Vicki Vinton is a literacy consultant and writer who brings her passion for language and literature, and her abiding belief in the power of children and teachers to grow as thinkers and learners, to every setting she works in.
Vicki began her career at the Teachers College Reading & Writing Project where she worked as a writer-in-residence before becoming one of the Project's teacher-trainers. Since then, she has worked in schools and districts across the country and around the world for nearly twenty years, and she’s a regular presenter at NCTE's annual convention as well as at institutes and conferences both at home and abroad. As a member of the Metamorphosis family she provides literacy coaching and facilitates coaching and leadership institutes.
With her colleague Dorothy Barnhouse, Vicki is the author of What Readers Really Do: Teaching the Process of Meaning Making (Heinemann, 2012), which has been called "the best book . . . about reading in the age of the Common Core" by Kim Yaris at Burkins & Yaris. Her other books include The Power of Grammar: Unconventional Approaches to the Conventions of Grammar (Heinemann, 2005), co-authored with Mary Ehrenworth, and, under her full name Victoria Vinton, the novel The Jungle Law (MacAdam/Cage 2005). She is also the voice behind the literacy blog To Make a Prairie (http://tomakeaprairie.wordpress.com), where she regularly shares resources, new ideas and classroom stories, and is a contributor to The Teacher You Want to Be: Essays about Children, Learning, and Teaching (Heinemann, 2015).
Q: What are you most passionate about in education?
Helping teachers to help every student in their classrooms to fall in love with reading and the power of language to connect and uplift us.
Q: What do you love about Metamorphosis?
I love the way my Metamorphosis colleagues keep me thinking, learning and growing. I always leave meetings energized and excited to share new ideas with the teachers and schools I work with.
Q: What do you want to influence in education?

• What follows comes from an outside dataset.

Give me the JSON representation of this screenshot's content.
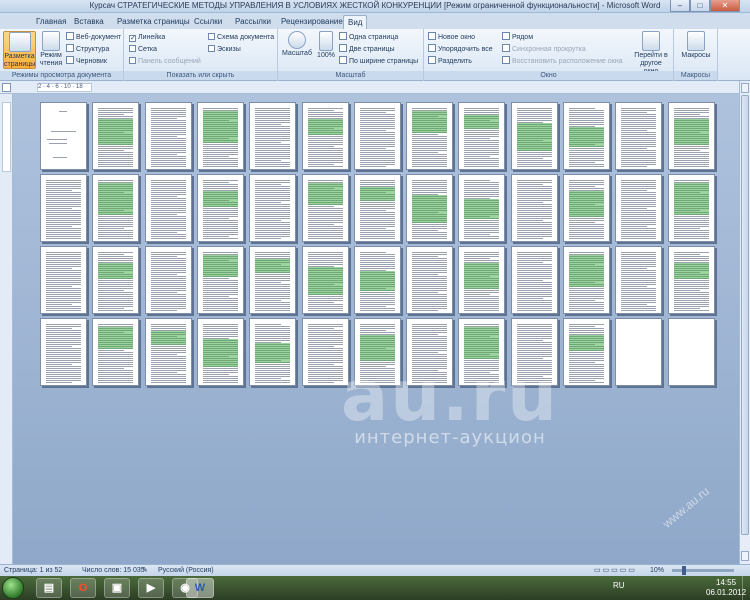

I want to empower teachers to re-envision their role in classrooms: from helping their students master standards and skills to helping them develop identities and agency as readers and writers and build their capacities as critical and creative problem solvers and thinkers.